Its passage also came after Japanese Prime Minister Shinzo Abe and his ruling coalition's steamrolling of security-related bills through the lower house of parliament despite overwhelming oppositions from the public and opposition parties.

In this 400-plus page document, Japan demands China to stop build a new offshore platform that could be used for "military purposes" in the East China Sea (ECS), saying Japan has "repeatedly protested" Beijing's unilateral action in what some suspect is an attempt to force changes in the status quo in the ECS as well as in the South China Sea.

Regarding Japan's accusations, China's Foreign Ministry spokeswoman Hua Chunying responded earlier this month when partial contents of the paper were disclosed that "China's relevant activities are in waters within China's jurisdiction beyond any dispute. The protests by Japan are groundless, and China does not accept the unreasonable request of Japan."

Japan also criticized China for its military spending, saying it is now 41 times higher than in fiscal 1989.

"The increase is consistent with China's robust economic growth, " Hua said, adding that those criticisms are an attempt to exaggerate the claimed threat that China poses to regional stability.

Analysts here believe that by playing up the surrounding threat, the Abe administration provides excuses for formulating a more proactive new national defense policy, evidence for remolding its Self-Defense Forces and for amending the post-war pacifist constitution.

The paper also referred to the announcement of the Democratic People's Republic of Korea that it had successfully test-fired a newly developed submarine-launched ballistic missile, claiming its nuclear tests pose a significant threat to Japan's security.

It also pointed to the conflict between Russia and the United States and Europe over the crisis in Ukraine, as well as Moscow's increased military activity in the Asia-Pacific, the Arctic, Europe and near the mainland of the United States.

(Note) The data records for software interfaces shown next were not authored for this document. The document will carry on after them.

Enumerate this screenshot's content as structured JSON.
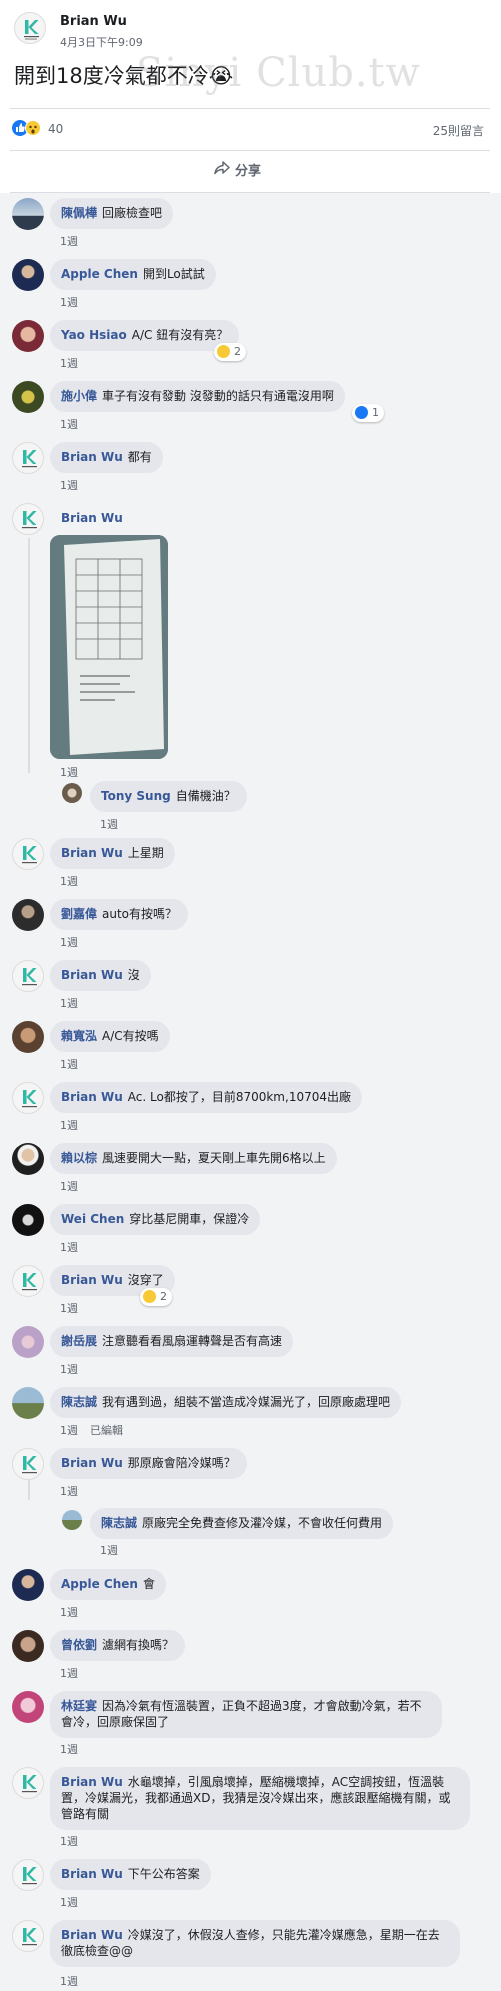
{
  "post": {
    "author": "Brian Wu",
    "time": "4月3日下午9:09",
    "text": "開到18度冷氣都不冷😭",
    "watermark": "Sinyi Club.tw",
    "reaction_count": "40",
    "comment_count": "25則留言",
    "share_label": "分享"
  },
  "comments": [
    {
      "name": "陳佩樺",
      "text": "回廠檢查吧",
      "time": "1週"
    },
    {
      "name": "Apple Chen",
      "text": "開到Lo試試",
      "time": "1週"
    },
    {
      "name": "Yao Hsiao",
      "text": "A/C 鈕有沒有亮？",
      "time": "1週",
      "reaction_count": "2"
    },
    {
      "name": "施小偉",
      "text": "車子有沒有發動 沒發動的話只有通電沒用啊",
      "time": "1週",
      "reaction_count": "1"
    },
    {
      "name": "Brian Wu",
      "text": "都有",
      "time": "1週"
    },
    {
      "name": "Brian Wu",
      "text": "",
      "time": "1週"
    },
    {
      "name": "Tony Sung",
      "text": "自備機油？",
      "time": "1週"
    },
    {
      "name": "Brian Wu",
      "text": "上星期",
      "time": "1週"
    },
    {
      "name": "劉嘉偉",
      "text": "auto有按嗎？",
      "time": "1週"
    },
    {
      "name": "Brian Wu",
      "text": "沒",
      "time": "1週"
    },
    {
      "name": "賴寬泓",
      "text": "A/C有按嗎",
      "time": "1週"
    },
    {
      "name": "Brian Wu",
      "text": "Ac. Lo都按了，目前8700km,10704出廠",
      "time": "1週"
    },
    {
      "name": "賴以棕",
      "text": "風速要開大一點，夏天剛上車先開6格以上",
      "time": "1週"
    },
    {
      "name": "Wei Chen",
      "text": "穿比基尼開車，保證冷",
      "time": "1週"
    },
    {
      "name": "Brian Wu",
      "text": "沒穿了",
      "time": "1週",
      "reaction_count": "2"
    },
    {
      "name": "謝岳展",
      "text": "注意聽看看風扇運轉聲是否有高速",
      "time": "1週"
    },
    {
      "name": "陳志誠",
      "text": "我有遇到過，組裝不當造成冷媒漏光了，回原廠處理吧",
      "time": "1週",
      "edited": "已編輯"
    },
    {
      "name": "Brian Wu",
      "text": "那原廠會陪冷媒嗎？",
      "time": "1週"
    },
    {
      "name": "陳志誠",
      "text": "原廠完全免費查修及灌冷媒，不會收任何費用",
      "time": "1週"
    },
    {
      "name": "Apple Chen",
      "text": "會",
      "time": "1週"
    },
    {
      "name": "曾依劉",
      "text": "濾網有換嗎？",
      "time": "1週"
    },
    {
      "name": "林廷宴",
      "text": "因為冷氣有恆溫裝置，正負不超過3度，才會啟動冷氣，若不會冷，回原廠保固了",
      "time": "1週"
    },
    {
      "name": "Brian Wu",
      "text": "水龜壞掉，引風扇壞掉，壓縮機壞掉，AC空調按鈕，恆溫裝置，冷媒漏光，我都通過XD，我猜是沒冷媒出來，應該跟壓縮機有關，或管路有關",
      "time": "1週"
    },
    {
      "name": "Brian Wu",
      "text": "下午公布答案",
      "time": "1週"
    },
    {
      "name": "Brian Wu",
      "text": "冷媒沒了，休假沒人查修，只能先灌冷媒應急，星期一在去徹底檢查@@",
      "time": "1週"
    }
  ],
  "colors": {
    "name_link": "#385898",
    "bubble_bg": "#e4e6eb",
    "comments_bg": "#f2f3f5",
    "like_blue": "#1877f2",
    "brand_teal": "#2fb8a4"
  },
  "icons": {
    "logo": "k-brand-logo-icon",
    "share": "share-arrow-icon",
    "like": "like-reaction-icon",
    "wow": "wow-reaction-icon",
    "haha": "haha-reaction-icon"
  }
}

Japan released its first white paper on defense in 1970 and has been compiling new versions annually since 1976.